Required action » Copy each line of the data exactly. Leave nothing out.

>>>>>

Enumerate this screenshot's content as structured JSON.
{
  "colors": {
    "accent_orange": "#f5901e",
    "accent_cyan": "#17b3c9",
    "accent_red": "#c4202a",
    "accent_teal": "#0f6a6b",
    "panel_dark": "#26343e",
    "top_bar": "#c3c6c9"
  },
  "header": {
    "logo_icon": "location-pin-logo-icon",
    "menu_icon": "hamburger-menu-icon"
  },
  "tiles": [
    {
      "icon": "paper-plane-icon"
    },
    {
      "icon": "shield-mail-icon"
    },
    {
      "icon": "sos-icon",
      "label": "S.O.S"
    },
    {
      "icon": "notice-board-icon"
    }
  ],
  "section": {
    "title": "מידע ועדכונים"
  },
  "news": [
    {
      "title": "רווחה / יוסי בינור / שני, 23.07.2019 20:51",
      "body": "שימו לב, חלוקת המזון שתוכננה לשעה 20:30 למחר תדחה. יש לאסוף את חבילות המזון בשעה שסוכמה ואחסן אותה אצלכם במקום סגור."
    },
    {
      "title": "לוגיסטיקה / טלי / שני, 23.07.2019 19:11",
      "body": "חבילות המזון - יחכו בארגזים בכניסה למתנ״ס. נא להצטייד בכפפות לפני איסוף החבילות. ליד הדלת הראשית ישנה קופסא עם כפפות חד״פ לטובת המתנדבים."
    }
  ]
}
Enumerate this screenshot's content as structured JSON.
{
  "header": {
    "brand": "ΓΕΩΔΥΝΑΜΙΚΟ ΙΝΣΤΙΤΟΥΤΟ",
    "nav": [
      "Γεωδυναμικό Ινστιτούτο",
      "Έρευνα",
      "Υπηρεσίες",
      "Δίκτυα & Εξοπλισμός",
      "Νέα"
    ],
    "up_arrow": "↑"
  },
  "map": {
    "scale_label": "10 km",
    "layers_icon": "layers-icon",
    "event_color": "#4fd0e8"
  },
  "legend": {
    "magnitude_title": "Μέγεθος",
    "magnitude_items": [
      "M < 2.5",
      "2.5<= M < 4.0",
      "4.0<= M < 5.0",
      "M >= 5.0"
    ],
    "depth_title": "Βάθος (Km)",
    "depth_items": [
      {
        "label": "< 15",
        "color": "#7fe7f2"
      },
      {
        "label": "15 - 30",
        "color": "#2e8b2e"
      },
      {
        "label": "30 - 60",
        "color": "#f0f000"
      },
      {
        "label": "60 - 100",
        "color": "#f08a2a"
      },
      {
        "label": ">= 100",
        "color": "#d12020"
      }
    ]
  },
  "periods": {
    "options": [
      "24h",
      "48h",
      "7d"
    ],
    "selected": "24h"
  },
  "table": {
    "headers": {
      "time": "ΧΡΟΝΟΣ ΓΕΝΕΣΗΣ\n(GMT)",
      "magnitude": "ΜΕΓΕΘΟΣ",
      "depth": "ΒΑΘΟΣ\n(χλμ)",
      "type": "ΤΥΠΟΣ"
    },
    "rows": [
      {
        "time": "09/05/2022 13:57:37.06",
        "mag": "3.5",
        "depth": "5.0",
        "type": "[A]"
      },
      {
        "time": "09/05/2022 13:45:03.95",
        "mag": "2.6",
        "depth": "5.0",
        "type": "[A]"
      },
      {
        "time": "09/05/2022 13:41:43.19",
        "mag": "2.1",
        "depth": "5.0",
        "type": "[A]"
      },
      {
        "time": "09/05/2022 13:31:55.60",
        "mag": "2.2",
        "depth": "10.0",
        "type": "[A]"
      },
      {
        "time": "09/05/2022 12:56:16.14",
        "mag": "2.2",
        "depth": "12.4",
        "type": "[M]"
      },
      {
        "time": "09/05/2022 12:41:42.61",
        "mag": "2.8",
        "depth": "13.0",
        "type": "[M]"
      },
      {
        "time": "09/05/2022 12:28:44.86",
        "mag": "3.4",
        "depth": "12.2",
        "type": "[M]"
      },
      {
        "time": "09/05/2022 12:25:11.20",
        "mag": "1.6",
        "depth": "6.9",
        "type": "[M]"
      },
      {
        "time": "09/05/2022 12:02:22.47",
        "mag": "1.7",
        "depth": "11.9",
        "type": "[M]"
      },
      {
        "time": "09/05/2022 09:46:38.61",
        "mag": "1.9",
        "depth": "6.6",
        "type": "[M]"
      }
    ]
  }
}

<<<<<

Your solution »
Enumerate this screenshot's content as structured JSON.
{
  "colors": {
    "accent_orange": "#f5901e",
    "accent_cyan": "#17b3c9",
    "accent_red": "#c4202a",
    "accent_teal": "#0f6a6b",
    "panel_dark": "#26343e",
    "top_bar": "#c3c6c9"
  },
  "header": {
    "logo_icon": "location-pin-logo-icon",
    "menu_icon": "hamburger-menu-icon"
  },
  "tiles": [
    {
      "icon": "paper-plane-icon"
    },
    {
      "icon": "shield-mail-icon"
    },
    {
      "icon": "sos-icon",
      "label": "S.O.S"
    },
    {
      "icon": "notice-board-icon"
    }
  ],
  "section": {
    "title": "מידע ועדכונים"
  },
  "news": [
    {
      "title": "רווחה / יוסי בינור / שני, 23.07.2019 20:51",
      "body": "שימו לב, חלוקת המזון שתוכננה לשעה 20:30 למחר תדחה. יש לאסוף את חבילות המזון בשעה שסוכמה ואחסן אותה אצלכם במקום סגור."
    },
    {
      "title": "לוגיסטיקה / טלי / שני, 23.07.2019 19:11",
      "body": "חבילות המזון - יחכו בארגזים בכניסה למתנ״ס. נא להצטייד בכפפות לפני איסוף החבילות. ליד הדלת הראשית ישנה קופסא עם כפפות חד״פ לטובת המתנדבים."
    }
  ]
}
Enumerate this screenshot's content as structured JSON.
{
  "header": {
    "brand": "ΓΕΩΔΥΝΑΜΙΚΟ ΙΝΣΤΙΤΟΥΤΟ",
    "nav": [
      "Γεωδυναμικό Ινστιτούτο",
      "Έρευνα",
      "Υπηρεσίες",
      "Δίκτυα & Εξοπλισμός",
      "Νέα"
    ],
    "up_arrow": "↑"
  },
  "map": {
    "scale_label": "10 km",
    "layers_icon": "layers-icon",
    "event_color": "#4fd0e8"
  },
  "legend": {
    "magnitude_title": "Μέγεθος",
    "magnitude_items": [
      "M < 2.5",
      "2.5<= M < 4.0",
      "4.0<= M < 5.0",
      "M >= 5.0"
    ],
    "depth_title": "Βάθος (Km)",
    "depth_items": [
      {
        "label": "< 15",
        "color": "#7fe7f2"
      },
      {
        "label": "15 - 30",
        "color": "#2e8b2e"
      },
      {
        "label": "30 - 60",
        "color": "#f0f000"
      },
      {
        "label": "60 - 100",
        "color": "#f08a2a"
      },
      {
        "label": ">= 100",
        "color": "#d12020"
      }
    ]
  },
  "periods": {
    "options": [
      "24h",
      "48h",
      "7d"
    ],
    "selected": "24h"
  },
  "table": {
    "headers": {
      "time": "ΧΡΟΝΟΣ ΓΕΝΕΣΗΣ\n(GMT)",
      "magnitude": "ΜΕΓΕΘΟΣ",
      "depth": "ΒΑΘΟΣ\n(χλμ)",
      "type": "ΤΥΠΟΣ"
    },
    "rows": [
      {
        "time": "09/05/2022 13:57:37.06",
        "mag": "3.5",
        "depth": "5.0",
        "type": "[A]"
      },
      {
        "time": "09/05/2022 13:45:03.95",
        "mag": "2.6",
        "depth": "5.0",
        "type": "[A]"
      },
      {
        "time": "09/05/2022 13:41:43.19",
        "mag": "2.1",
        "depth": "5.0",
        "type": "[A]"
      },
      {
        "time": "09/05/2022 13:31:55.60",
        "mag": "2.2",
        "depth": "10.0",
        "type": "[A]"
      },
      {
        "time": "09/05/2022 12:56:16.14",
        "mag": "2.2",
        "depth": "12.4",
        "type": "[M]"
      },
      {
        "time": "09/05/2022 12:41:42.61",
        "mag": "2.8",
        "depth": "13.0",
        "type": "[M]"
      },
      {
        "time": "09/05/2022 12:28:44.86",
        "mag": "3.4",
        "depth": "12.2",
        "type": "[M]"
      },
      {
        "time": "09/05/2022 12:25:11.20",
        "mag": "1.6",
        "depth": "6.9",
        "type": "[M]"
      },
      {
        "time": "09/05/2022 12:02:22.47",
        "mag": "1.7",
        "depth": "11.9",
        "type": "[M]"
      },
      {
        "time": "09/05/2022 09:46:38.61",
        "mag": "1.9",
        "depth": "6.6",
        "type": "[M]"
      }
    ]
  }
}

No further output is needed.